[The data Boundary: Start]
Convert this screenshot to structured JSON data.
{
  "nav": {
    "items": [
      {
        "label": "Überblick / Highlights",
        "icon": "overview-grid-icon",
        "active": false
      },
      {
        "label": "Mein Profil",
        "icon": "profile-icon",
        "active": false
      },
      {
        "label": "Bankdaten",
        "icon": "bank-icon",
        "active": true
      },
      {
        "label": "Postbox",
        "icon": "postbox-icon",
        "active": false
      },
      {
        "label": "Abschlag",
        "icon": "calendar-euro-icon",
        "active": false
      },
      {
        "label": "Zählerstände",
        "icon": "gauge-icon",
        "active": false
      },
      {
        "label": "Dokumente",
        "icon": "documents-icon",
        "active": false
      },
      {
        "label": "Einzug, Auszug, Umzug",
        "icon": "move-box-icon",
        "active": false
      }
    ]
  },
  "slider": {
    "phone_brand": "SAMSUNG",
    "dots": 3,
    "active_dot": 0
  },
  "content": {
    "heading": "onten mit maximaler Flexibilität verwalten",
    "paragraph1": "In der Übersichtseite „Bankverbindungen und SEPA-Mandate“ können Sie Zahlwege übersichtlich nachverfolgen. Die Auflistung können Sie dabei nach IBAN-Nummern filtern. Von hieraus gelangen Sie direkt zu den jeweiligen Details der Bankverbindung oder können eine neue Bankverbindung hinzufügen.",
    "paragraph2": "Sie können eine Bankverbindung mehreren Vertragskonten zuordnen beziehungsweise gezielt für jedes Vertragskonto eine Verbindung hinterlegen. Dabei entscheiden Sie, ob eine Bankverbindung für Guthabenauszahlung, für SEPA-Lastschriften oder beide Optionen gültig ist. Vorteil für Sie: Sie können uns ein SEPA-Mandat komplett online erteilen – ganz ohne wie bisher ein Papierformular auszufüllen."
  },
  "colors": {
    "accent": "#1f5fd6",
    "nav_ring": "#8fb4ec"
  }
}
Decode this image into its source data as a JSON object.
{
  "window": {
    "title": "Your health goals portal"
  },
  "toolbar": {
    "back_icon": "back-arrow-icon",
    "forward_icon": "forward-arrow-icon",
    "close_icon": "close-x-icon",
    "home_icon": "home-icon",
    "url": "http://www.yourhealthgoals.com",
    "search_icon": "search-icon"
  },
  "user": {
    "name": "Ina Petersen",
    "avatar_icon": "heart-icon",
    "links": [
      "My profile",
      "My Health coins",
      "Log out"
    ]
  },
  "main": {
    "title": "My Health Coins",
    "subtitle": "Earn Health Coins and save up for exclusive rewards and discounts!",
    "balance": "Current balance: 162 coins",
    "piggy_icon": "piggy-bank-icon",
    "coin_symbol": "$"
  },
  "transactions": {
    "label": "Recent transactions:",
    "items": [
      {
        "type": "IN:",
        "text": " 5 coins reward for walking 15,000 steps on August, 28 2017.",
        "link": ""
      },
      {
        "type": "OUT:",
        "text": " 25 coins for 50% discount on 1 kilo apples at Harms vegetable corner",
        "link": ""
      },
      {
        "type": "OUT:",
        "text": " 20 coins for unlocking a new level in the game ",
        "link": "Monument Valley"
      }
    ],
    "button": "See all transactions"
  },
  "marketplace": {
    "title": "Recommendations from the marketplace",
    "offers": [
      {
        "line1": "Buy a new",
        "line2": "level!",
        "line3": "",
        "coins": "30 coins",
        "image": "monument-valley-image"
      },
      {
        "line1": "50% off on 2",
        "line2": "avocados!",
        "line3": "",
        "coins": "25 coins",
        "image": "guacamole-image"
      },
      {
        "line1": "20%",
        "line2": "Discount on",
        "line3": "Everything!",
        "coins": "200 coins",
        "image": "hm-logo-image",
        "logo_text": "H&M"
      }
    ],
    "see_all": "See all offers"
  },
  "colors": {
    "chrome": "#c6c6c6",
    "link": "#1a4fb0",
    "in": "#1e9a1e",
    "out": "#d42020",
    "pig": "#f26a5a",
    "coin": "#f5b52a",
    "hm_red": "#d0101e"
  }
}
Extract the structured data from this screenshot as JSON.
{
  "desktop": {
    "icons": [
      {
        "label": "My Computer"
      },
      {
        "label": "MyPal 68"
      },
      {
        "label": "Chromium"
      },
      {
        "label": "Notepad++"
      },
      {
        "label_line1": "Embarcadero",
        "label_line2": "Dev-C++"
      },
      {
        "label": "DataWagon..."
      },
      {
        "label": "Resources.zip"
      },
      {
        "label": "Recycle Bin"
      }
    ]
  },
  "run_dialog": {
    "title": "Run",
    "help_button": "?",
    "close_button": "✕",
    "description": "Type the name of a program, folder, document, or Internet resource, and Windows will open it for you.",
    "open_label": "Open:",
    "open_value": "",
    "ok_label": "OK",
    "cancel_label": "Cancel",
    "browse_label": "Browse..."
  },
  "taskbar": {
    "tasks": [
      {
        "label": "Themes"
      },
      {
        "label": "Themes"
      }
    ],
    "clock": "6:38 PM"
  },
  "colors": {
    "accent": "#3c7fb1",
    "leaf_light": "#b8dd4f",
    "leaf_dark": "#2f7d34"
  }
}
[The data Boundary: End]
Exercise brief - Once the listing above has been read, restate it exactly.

Written solution -
Convert this screenshot to structured JSON data.
{
  "nav": {
    "items": [
      {
        "label": "Überblick / Highlights",
        "icon": "overview-grid-icon",
        "active": false
      },
      {
        "label": "Mein Profil",
        "icon": "profile-icon",
        "active": false
      },
      {
        "label": "Bankdaten",
        "icon": "bank-icon",
        "active": true
      },
      {
        "label": "Postbox",
        "icon": "postbox-icon",
        "active": false
      },
      {
        "label": "Abschlag",
        "icon": "calendar-euro-icon",
        "active": false
      },
      {
        "label": "Zählerstände",
        "icon": "gauge-icon",
        "active": false
      },
      {
        "label": "Dokumente",
        "icon": "documents-icon",
        "active": false
      },
      {
        "label": "Einzug, Auszug, Umzug",
        "icon": "move-box-icon",
        "active": false
      }
    ]
  },
  "slider": {
    "phone_brand": "SAMSUNG",
    "dots": 3,
    "active_dot": 0
  },
  "content": {
    "heading": "onten mit maximaler Flexibilität verwalten",
    "paragraph1": "In der Übersichtseite „Bankverbindungen und SEPA-Mandate“ können Sie Zahlwege übersichtlich nachverfolgen. Die Auflistung können Sie dabei nach IBAN-Nummern filtern. Von hieraus gelangen Sie direkt zu den jeweiligen Details der Bankverbindung oder können eine neue Bankverbindung hinzufügen.",
    "paragraph2": "Sie können eine Bankverbindung mehreren Vertragskonten zuordnen beziehungsweise gezielt für jedes Vertragskonto eine Verbindung hinterlegen. Dabei entscheiden Sie, ob eine Bankverbindung für Guthabenauszahlung, für SEPA-Lastschriften oder beide Optionen gültig ist. Vorteil für Sie: Sie können uns ein SEPA-Mandat komplett online erteilen – ganz ohne wie bisher ein Papierformular auszufüllen."
  },
  "colors": {
    "accent": "#1f5fd6",
    "nav_ring": "#8fb4ec"
  }
}
Decode this image into its source data as a JSON object.
{
  "window": {
    "title": "Your health goals portal"
  },
  "toolbar": {
    "back_icon": "back-arrow-icon",
    "forward_icon": "forward-arrow-icon",
    "close_icon": "close-x-icon",
    "home_icon": "home-icon",
    "url": "http://www.yourhealthgoals.com",
    "search_icon": "search-icon"
  },
  "user": {
    "name": "Ina Petersen",
    "avatar_icon": "heart-icon",
    "links": [
      "My profile",
      "My Health coins",
      "Log out"
    ]
  },
  "main": {
    "title": "My Health Coins",
    "subtitle": "Earn Health Coins and save up for exclusive rewards and discounts!",
    "balance": "Current balance: 162 coins",
    "piggy_icon": "piggy-bank-icon",
    "coin_symbol": "$"
  },
  "transactions": {
    "label": "Recent transactions:",
    "items": [
      {
        "type": "IN:",
        "text": " 5 coins reward for walking 15,000 steps on August, 28 2017.",
        "link": ""
      },
      {
        "type": "OUT:",
        "text": " 25 coins for 50% discount on 1 kilo apples at Harms vegetable corner",
        "link": ""
      },
      {
        "type": "OUT:",
        "text": " 20 coins for unlocking a new level in the game ",
        "link": "Monument Valley"
      }
    ],
    "button": "See all transactions"
  },
  "marketplace": {
    "title": "Recommendations from the marketplace",
    "offers": [
      {
        "line1": "Buy a new",
        "line2": "level!",
        "line3": "",
        "coins": "30 coins",
        "image": "monument-valley-image"
      },
      {
        "line1": "50% off on 2",
        "line2": "avocados!",
        "line3": "",
        "coins": "25 coins",
        "image": "guacamole-image"
      },
      {
        "line1": "20%",
        "line2": "Discount on",
        "line3": "Everything!",
        "coins": "200 coins",
        "image": "hm-logo-image",
        "logo_text": "H&M"
      }
    ],
    "see_all": "See all offers"
  },
  "colors": {
    "chrome": "#c6c6c6",
    "link": "#1a4fb0",
    "in": "#1e9a1e",
    "out": "#d42020",
    "pig": "#f26a5a",
    "coin": "#f5b52a",
    "hm_red": "#d0101e"
  }
}
Extract the structured data from this screenshot as JSON.
{
  "desktop": {
    "icons": [
      {
        "label": "My Computer"
      },
      {
        "label": "MyPal 68"
      },
      {
        "label": "Chromium"
      },
      {
        "label": "Notepad++"
      },
      {
        "label_line1": "Embarcadero",
        "label_line2": "Dev-C++"
      },
      {
        "label": "DataWagon..."
      },
      {
        "label": "Resources.zip"
      },
      {
        "label": "Recycle Bin"
      }
    ]
  },
  "run_dialog": {
    "title": "Run",
    "help_button": "?",
    "close_button": "✕",
    "description": "Type the name of a program, folder, document, or Internet resource, and Windows will open it for you.",
    "open_label": "Open:",
    "open_value": "",
    "ok_label": "OK",
    "cancel_label": "Cancel",
    "browse_label": "Browse..."
  },
  "taskbar": {
    "tasks": [
      {
        "label": "Themes"
      },
      {
        "label": "Themes"
      }
    ],
    "clock": "6:38 PM"
  },
  "colors": {
    "accent": "#3c7fb1",
    "leaf_light": "#b8dd4f",
    "leaf_dark": "#2f7d34"
  }
}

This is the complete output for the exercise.